I have this recipe I came up with there in the summer. I get a can of octopus in olive oil, and what I do is I take the olive oil from the can and use it to slow cook some paprika, onion, laurel leaves, garlic, and pepper. Just at the end, I’ll add back the octopus with a little bit of black sea salt and cracked pepper. A glass of wine and then you have a really good dinner. It also travels really well. If I’m going to have a picnic with some friends I’ll make that ahead of time and bring it. The way that I cook tends to be the way I do a lot of things, intuitively. Depends on what’s around, what’s there, and I keep things simple.

Wait. Black sea salt?
It’s black! Sahadi’s in Brooklyn, that’s where I got it. Have you had halva? They also have that there. It’s like cotton candy and looks like white thick hair. Tastes kind of nutty. I did a food installation with Laila Gohar last year and it was black, white, and marble themed. My plates were used and that’s when I first tried halva because it was white and textured.

How did you get involved with food installations?
Laila had just asked if she could use my plates for it and it just came together.

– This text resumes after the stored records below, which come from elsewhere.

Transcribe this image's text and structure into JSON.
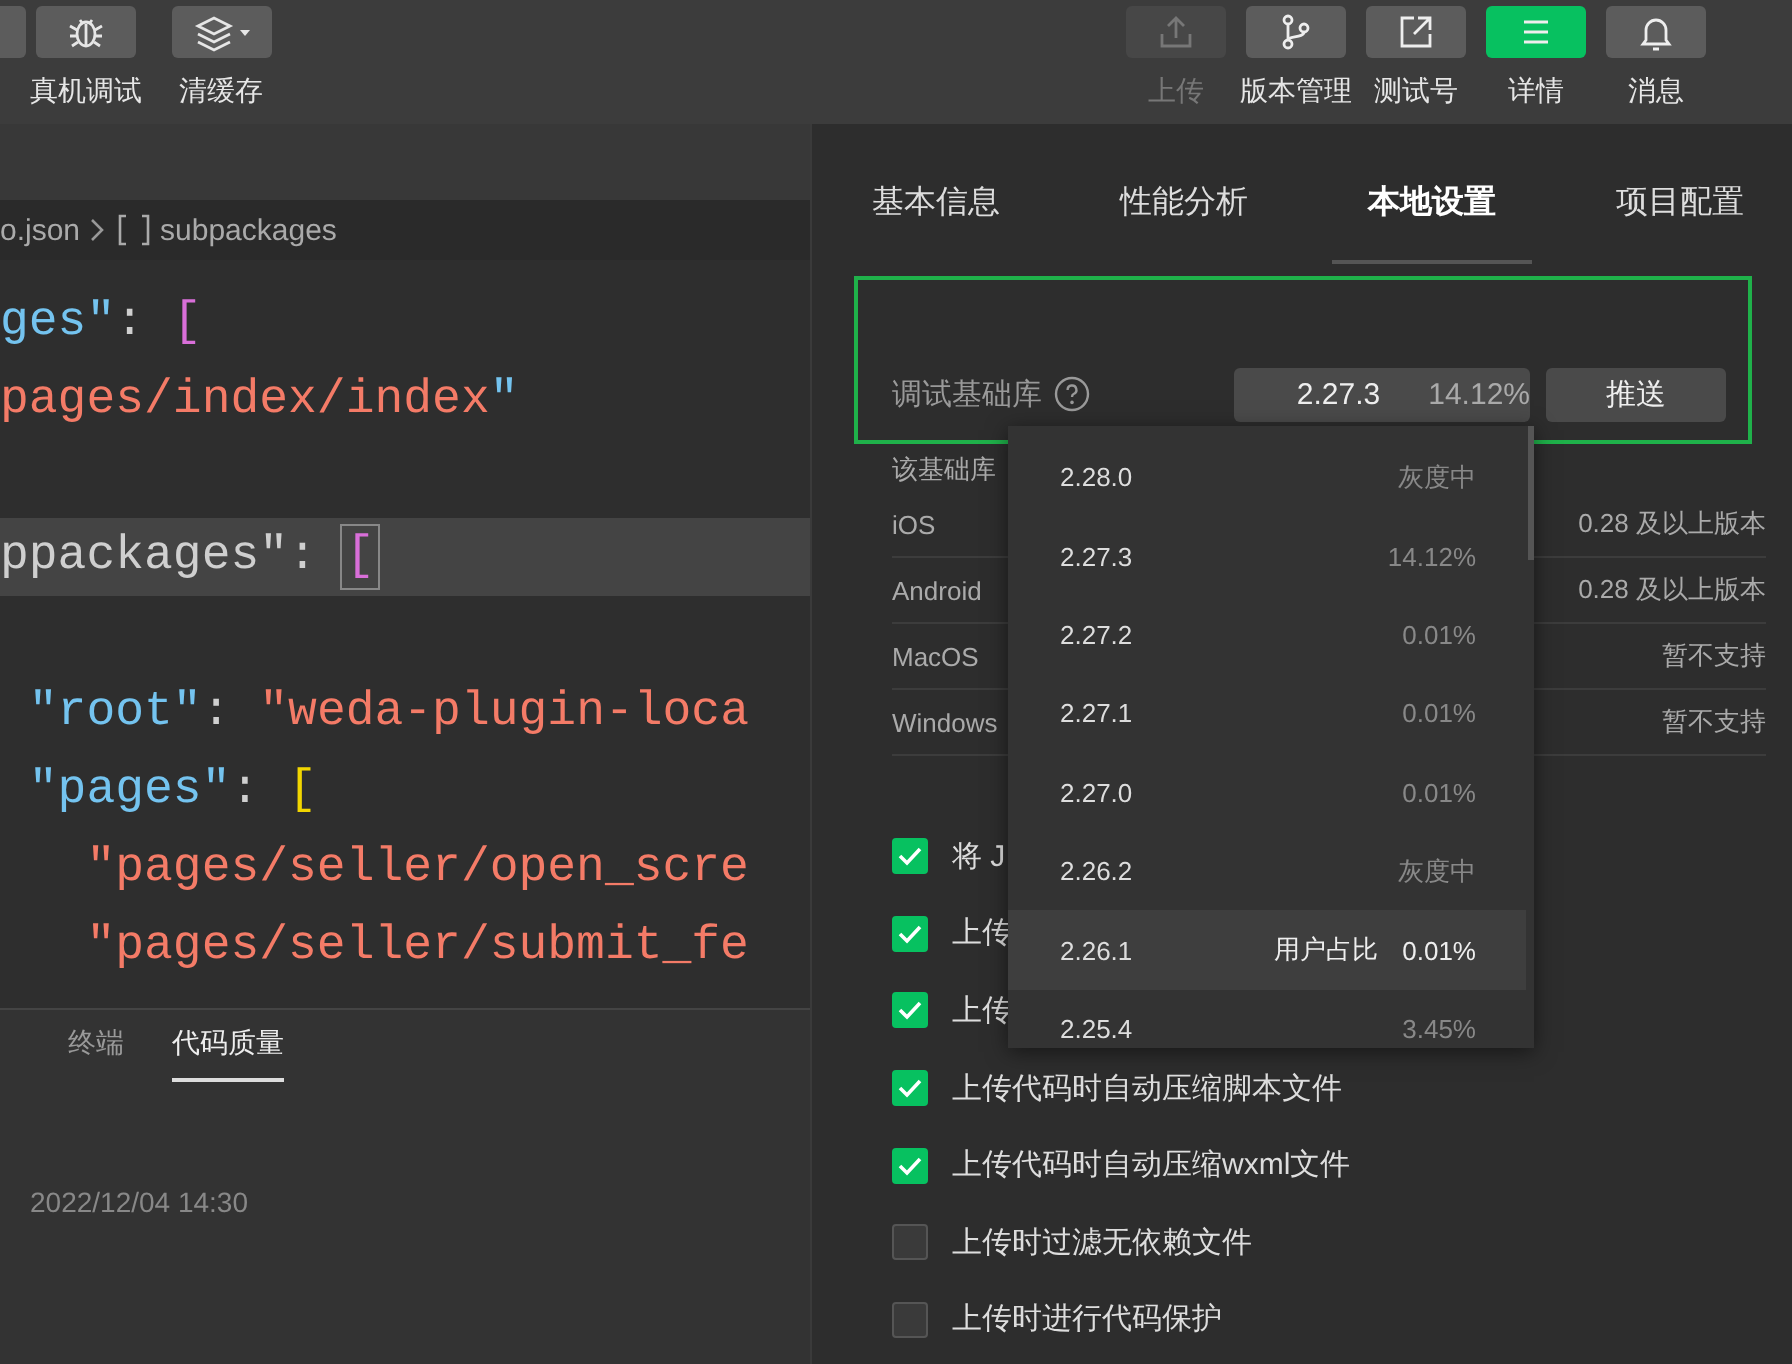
{
  "toolbar": {
    "left": [
      {
        "kind": "blank"
      },
      {
        "kind": "bug",
        "label": "真机调试"
      },
      {
        "kind": "layers",
        "label": "清缓存"
      }
    ],
    "right": [
      {
        "kind": "upload",
        "label": "上传",
        "disabled": true,
        "selected": false
      },
      {
        "kind": "branch",
        "label": "版本管理",
        "disabled": false,
        "selected": false
      },
      {
        "kind": "external",
        "label": "测试号",
        "disabled": false,
        "selected": false
      },
      {
        "kind": "menu",
        "label": "详情",
        "disabled": false,
        "selected": true
      },
      {
        "kind": "bell",
        "label": "消息",
        "disabled": false,
        "selected": false
      }
    ]
  },
  "editor": {
    "breadcrumb": {
      "file": "o.json",
      "symbol": "subpackages"
    },
    "lines": [
      {
        "kind": "code",
        "current": false,
        "tokens": [
          {
            "kind": "key",
            "text": "ges\""
          },
          {
            "kind": "punct",
            "text": ": "
          },
          {
            "kind": "bracket1",
            "text": "["
          }
        ]
      },
      {
        "kind": "code",
        "current": false,
        "tokens": [
          {
            "kind": "string",
            "text": "pages/index/index"
          },
          {
            "kind": "key",
            "text": "\""
          }
        ]
      },
      {
        "kind": "blank"
      },
      {
        "kind": "code",
        "current": true,
        "tokens": [
          {
            "kind": "plain",
            "text": "ppackages\": "
          },
          {
            "kind": "bracket1",
            "text": "[",
            "boxed": true
          }
        ]
      },
      {
        "kind": "blank"
      },
      {
        "kind": "code",
        "current": false,
        "tokens": [
          {
            "kind": "key",
            "text": " \"root\""
          },
          {
            "kind": "punct",
            "text": ": "
          },
          {
            "kind": "string",
            "text": "\"weda-plugin-loca"
          }
        ]
      },
      {
        "kind": "code",
        "current": false,
        "tokens": [
          {
            "kind": "key",
            "text": " \"pages\""
          },
          {
            "kind": "punct",
            "text": ": "
          },
          {
            "kind": "bracket2",
            "text": "["
          }
        ]
      },
      {
        "kind": "code",
        "current": false,
        "tokens": [
          {
            "kind": "string",
            "text": "   \"pages/seller/open_scre"
          }
        ]
      },
      {
        "kind": "code",
        "current": false,
        "tokens": [
          {
            "kind": "string",
            "text": "   \"pages/seller/submit_fe"
          }
        ]
      }
    ]
  },
  "bottom_panel": {
    "tabs": [
      {
        "label": "终端",
        "selected": false
      },
      {
        "label": "代码质量",
        "selected": true
      }
    ],
    "entry": {
      "time": "2022/12/04 14:30"
    }
  },
  "settings": {
    "tabs": [
      {
        "label": "基本信息",
        "selected": false
      },
      {
        "label": "性能分析",
        "selected": false
      },
      {
        "label": "本地设置",
        "selected": true
      },
      {
        "label": "项目配置",
        "selected": false
      }
    ],
    "base_library": {
      "label": "调试基础库",
      "version": "2.27.3",
      "share": "14.12%",
      "push_button": "推送"
    },
    "support_caption": "该基础库",
    "support": [
      {
        "platform": "iOS",
        "value": "0.28 及以上版本"
      },
      {
        "platform": "Android",
        "value": "0.28 及以上版本"
      },
      {
        "platform": "MacOS",
        "value": "暂不支持"
      },
      {
        "platform": "Windows",
        "value": "暂不支持"
      }
    ],
    "options": [
      {
        "label": "将 J",
        "checked": true
      },
      {
        "label": "上传",
        "checked": true
      },
      {
        "label": "上传",
        "checked": true
      },
      {
        "label": "上传代码时自动压缩脚本文件",
        "checked": true
      },
      {
        "label": "上传代码时自动压缩wxml文件",
        "checked": true
      },
      {
        "label": "上传时过滤无依赖文件",
        "checked": false
      },
      {
        "label": "上传时进行代码保护",
        "checked": false
      }
    ]
  },
  "version_dropdown": {
    "options": [
      {
        "version": "2.28.0",
        "note": "灰度中",
        "hovered": false
      },
      {
        "version": "2.27.3",
        "note": "14.12%",
        "hovered": false
      },
      {
        "version": "2.27.2",
        "note": "0.01%",
        "hovered": false
      },
      {
        "version": "2.27.1",
        "note": "0.01%",
        "hovered": false
      },
      {
        "version": "2.27.0",
        "note": "0.01%",
        "hovered": false
      },
      {
        "version": "2.26.2",
        "note": "灰度中",
        "hovered": false
      },
      {
        "version": "2.26.1",
        "note": "0.01%",
        "hint": "用户占比",
        "hovered": true
      },
      {
        "version": "2.25.4",
        "note": "3.45%",
        "hovered": false
      }
    ]
  }
}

I’d love to do more, as I love seeing the way different food interacts with the shapes of things.

Are you familiar with the Spanish architect Ricardo Bofill? He’s very keen on spatial sensibility and his design philosophy revolves around treating empty space as a physical entity. “Luxury exists not in objects but the distance between objects” is something he mentions and I feel your work and even your living space resonate with.
Absolutely. I think a negative space is just as important in a room as a positive space. The space around an object is just as important as the object. Or, they’re equally important. There’s a lot that goes into what goes into a room and how to make it feel a certain way. Sometimes it’s just a matter of the space or distance around things.